* _DATA FOR ANALYSIS_:
--------------------------------

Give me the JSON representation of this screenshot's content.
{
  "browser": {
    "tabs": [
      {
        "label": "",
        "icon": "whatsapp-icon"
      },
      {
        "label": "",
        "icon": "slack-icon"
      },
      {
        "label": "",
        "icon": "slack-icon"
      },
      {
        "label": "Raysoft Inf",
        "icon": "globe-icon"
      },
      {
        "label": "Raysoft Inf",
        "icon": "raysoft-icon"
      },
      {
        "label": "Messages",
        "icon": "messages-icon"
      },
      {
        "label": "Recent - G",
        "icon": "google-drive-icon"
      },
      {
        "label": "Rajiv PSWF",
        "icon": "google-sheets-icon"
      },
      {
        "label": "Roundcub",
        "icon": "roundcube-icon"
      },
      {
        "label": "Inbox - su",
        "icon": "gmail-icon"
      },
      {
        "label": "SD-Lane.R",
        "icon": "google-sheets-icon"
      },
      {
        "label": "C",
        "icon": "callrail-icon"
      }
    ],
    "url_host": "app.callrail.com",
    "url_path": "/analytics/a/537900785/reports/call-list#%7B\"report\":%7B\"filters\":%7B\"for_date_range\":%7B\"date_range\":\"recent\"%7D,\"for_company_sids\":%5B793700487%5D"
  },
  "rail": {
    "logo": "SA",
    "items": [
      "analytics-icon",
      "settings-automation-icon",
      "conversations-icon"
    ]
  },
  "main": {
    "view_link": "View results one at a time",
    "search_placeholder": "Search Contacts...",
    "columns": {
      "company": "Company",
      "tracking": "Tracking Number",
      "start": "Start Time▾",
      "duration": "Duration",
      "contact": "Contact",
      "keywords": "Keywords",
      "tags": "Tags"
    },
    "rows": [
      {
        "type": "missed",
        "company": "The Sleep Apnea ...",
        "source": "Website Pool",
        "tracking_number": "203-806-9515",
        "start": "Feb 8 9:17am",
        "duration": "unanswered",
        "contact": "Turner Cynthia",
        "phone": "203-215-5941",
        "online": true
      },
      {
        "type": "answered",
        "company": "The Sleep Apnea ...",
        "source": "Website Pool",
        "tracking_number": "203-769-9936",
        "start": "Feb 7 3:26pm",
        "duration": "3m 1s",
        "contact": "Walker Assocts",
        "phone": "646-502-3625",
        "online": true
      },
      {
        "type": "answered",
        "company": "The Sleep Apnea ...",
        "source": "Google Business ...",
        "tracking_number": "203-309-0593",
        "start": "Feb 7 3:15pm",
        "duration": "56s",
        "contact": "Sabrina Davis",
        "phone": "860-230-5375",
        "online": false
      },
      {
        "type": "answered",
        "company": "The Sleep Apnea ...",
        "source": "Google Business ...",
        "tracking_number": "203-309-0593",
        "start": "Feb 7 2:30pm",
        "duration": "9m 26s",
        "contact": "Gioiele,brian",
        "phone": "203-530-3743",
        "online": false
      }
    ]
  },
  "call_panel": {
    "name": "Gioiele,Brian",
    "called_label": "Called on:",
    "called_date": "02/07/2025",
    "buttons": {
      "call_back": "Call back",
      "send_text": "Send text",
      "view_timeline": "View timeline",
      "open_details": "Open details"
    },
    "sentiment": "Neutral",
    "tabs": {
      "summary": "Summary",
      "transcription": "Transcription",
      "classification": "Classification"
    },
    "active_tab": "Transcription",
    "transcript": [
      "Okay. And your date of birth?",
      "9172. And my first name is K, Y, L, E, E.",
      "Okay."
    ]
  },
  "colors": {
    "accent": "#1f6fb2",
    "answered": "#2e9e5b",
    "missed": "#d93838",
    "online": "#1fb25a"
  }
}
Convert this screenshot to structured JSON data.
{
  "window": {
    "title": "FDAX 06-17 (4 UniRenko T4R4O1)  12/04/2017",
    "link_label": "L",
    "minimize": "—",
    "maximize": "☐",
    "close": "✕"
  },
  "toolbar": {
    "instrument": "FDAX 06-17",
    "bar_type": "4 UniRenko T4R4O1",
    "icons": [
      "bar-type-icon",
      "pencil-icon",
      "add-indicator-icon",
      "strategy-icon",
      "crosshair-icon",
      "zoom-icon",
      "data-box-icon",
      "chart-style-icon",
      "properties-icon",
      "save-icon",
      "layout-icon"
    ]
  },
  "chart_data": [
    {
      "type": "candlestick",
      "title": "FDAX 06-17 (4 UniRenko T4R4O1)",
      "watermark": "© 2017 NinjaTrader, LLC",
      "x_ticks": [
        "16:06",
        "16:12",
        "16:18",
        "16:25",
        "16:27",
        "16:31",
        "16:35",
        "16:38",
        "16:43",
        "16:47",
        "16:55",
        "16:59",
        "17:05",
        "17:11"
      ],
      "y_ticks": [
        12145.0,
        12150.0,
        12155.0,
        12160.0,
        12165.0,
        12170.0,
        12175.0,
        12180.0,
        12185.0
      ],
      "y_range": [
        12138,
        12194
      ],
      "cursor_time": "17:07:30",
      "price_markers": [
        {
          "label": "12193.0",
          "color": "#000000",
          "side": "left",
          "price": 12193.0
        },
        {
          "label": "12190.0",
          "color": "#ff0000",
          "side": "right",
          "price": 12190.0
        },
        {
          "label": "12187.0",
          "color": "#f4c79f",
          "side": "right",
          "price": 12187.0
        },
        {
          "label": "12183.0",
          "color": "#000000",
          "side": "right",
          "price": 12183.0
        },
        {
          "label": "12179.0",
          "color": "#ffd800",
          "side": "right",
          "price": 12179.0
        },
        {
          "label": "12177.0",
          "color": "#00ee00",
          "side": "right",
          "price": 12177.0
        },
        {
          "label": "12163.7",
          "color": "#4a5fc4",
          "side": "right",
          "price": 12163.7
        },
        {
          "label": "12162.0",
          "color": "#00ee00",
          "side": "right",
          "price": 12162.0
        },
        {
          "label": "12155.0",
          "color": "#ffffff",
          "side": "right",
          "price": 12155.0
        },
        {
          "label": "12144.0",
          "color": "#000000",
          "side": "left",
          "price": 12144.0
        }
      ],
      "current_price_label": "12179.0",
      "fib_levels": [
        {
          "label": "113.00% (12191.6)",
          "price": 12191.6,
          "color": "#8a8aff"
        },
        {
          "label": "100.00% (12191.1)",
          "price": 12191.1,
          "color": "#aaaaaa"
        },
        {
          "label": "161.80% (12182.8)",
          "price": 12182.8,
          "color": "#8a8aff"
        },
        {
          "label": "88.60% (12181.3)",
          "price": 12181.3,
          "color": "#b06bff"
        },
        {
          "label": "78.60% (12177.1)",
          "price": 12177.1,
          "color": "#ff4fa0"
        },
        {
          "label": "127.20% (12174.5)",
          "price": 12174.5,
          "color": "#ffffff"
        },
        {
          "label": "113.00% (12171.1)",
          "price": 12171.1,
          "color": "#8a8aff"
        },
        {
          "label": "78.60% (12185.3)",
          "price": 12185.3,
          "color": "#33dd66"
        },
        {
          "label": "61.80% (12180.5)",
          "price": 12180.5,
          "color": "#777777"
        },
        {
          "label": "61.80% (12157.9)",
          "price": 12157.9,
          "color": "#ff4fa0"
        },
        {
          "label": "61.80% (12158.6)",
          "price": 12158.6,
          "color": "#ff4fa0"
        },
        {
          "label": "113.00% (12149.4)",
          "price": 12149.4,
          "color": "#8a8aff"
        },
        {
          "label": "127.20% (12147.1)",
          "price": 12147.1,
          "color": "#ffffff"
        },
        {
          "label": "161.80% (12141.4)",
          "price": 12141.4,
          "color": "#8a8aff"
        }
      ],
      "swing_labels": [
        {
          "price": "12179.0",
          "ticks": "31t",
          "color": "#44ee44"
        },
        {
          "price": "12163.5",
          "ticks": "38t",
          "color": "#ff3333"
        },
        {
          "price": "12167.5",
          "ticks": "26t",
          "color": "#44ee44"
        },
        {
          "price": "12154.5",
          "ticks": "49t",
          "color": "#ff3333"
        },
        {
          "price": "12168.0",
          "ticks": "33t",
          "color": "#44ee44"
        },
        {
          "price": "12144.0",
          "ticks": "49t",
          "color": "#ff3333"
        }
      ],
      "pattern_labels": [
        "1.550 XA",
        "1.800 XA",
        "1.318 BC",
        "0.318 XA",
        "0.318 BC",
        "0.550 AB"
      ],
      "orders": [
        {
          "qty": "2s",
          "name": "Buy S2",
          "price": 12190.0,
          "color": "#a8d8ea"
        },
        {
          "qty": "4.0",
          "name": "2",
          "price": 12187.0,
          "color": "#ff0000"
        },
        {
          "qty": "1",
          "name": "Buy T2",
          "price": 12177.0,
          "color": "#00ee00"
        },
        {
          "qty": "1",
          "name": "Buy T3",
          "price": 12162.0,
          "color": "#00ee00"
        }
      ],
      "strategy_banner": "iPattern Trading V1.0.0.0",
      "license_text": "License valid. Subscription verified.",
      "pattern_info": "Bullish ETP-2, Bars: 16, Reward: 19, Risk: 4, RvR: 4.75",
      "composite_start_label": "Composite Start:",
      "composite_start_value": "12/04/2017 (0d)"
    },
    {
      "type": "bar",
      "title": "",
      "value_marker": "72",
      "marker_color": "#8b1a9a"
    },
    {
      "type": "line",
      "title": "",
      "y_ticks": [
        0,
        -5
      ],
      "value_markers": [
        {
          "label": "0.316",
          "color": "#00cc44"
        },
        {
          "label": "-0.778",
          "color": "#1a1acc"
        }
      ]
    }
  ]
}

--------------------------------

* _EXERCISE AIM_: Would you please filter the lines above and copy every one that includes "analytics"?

* _SOLUTION TO THE PROBLEM_:
    "url_path": "/analytics/a/537900785/reports/call-list#%7B\"report\":%7B\"filters\":%7B\"for_date_range\":%7B\"date_range\":\"recent\"%7D,\"for_company_sids\":%5B793700487%5D"
      "analytics-icon",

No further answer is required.